● **WHAT YOU NEED TO DO**
Quote the data below in full, please, without altering anything.

● **SUPPLIED INFORMATION**
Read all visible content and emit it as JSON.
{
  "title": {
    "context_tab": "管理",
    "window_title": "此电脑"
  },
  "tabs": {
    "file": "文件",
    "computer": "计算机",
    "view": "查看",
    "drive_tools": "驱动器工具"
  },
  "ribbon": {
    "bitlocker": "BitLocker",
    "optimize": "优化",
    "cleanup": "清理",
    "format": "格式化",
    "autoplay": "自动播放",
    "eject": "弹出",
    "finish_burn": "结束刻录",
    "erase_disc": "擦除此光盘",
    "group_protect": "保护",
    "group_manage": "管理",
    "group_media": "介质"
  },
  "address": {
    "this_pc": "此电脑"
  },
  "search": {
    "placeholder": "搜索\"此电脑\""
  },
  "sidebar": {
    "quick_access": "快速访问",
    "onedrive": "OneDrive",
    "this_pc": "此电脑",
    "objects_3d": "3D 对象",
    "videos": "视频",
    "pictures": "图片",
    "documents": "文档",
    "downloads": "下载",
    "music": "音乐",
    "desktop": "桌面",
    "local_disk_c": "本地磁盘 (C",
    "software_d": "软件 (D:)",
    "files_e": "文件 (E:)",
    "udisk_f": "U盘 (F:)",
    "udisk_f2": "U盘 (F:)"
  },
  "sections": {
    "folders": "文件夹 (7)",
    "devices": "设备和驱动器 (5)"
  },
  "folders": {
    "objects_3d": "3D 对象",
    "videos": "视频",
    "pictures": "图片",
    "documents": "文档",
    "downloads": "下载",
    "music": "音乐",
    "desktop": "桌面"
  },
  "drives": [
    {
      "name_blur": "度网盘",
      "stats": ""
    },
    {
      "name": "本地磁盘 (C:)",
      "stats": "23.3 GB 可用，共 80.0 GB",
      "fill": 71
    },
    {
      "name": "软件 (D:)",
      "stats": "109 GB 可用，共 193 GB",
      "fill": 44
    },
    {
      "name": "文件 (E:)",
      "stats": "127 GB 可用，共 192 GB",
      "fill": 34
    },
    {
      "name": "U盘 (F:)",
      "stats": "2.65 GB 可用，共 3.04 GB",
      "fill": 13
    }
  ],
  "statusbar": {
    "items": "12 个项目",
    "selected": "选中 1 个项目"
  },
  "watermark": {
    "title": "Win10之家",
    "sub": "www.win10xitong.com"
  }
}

● **ANSWER**
Read all visible content and emit it as JSON.
{
  "title": {
    "context_tab": "管理",
    "window_title": "此电脑"
  },
  "tabs": {
    "file": "文件",
    "computer": "计算机",
    "view": "查看",
    "drive_tools": "驱动器工具"
  },
  "ribbon": {
    "bitlocker": "BitLocker",
    "optimize": "优化",
    "cleanup": "清理",
    "format": "格式化",
    "autoplay": "自动播放",
    "eject": "弹出",
    "finish_burn": "结束刻录",
    "erase_disc": "擦除此光盘",
    "group_protect": "保护",
    "group_manage": "管理",
    "group_media": "介质"
  },
  "address": {
    "this_pc": "此电脑"
  },
  "search": {
    "placeholder": "搜索\"此电脑\""
  },
  "sidebar": {
    "quick_access": "快速访问",
    "onedrive": "OneDrive",
    "this_pc": "此电脑",
    "objects_3d": "3D 对象",
    "videos": "视频",
    "pictures": "图片",
    "documents": "文档",
    "downloads": "下载",
    "music": "音乐",
    "desktop": "桌面",
    "local_disk_c": "本地磁盘 (C",
    "software_d": "软件 (D:)",
    "files_e": "文件 (E:)",
    "udisk_f": "U盘 (F:)",
    "udisk_f2": "U盘 (F:)"
  },
  "sections": {
    "folders": "文件夹 (7)",
    "devices": "设备和驱动器 (5)"
  },
  "folders": {
    "objects_3d": "3D 对象",
    "videos": "视频",
    "pictures": "图片",
    "documents": "文档",
    "downloads": "下载",
    "music": "音乐",
    "desktop": "桌面"
  },
  "drives": [
    {
      "name_blur": "度网盘",
      "stats": ""
    },
    {
      "name": "本地磁盘 (C:)",
      "stats": "23.3 GB 可用，共 80.0 GB",
      "fill": 71
    },
    {
      "name": "软件 (D:)",
      "stats": "109 GB 可用，共 193 GB",
      "fill": 44
    },
    {
      "name": "文件 (E:)",
      "stats": "127 GB 可用，共 192 GB",
      "fill": 34
    },
    {
      "name": "U盘 (F:)",
      "stats": "2.65 GB 可用，共 3.04 GB",
      "fill": 13
    }
  ],
  "statusbar": {
    "items": "12 个项目",
    "selected": "选中 1 个项目"
  },
  "watermark": {
    "title": "Win10之家",
    "sub": "www.win10xitong.com"
  }
}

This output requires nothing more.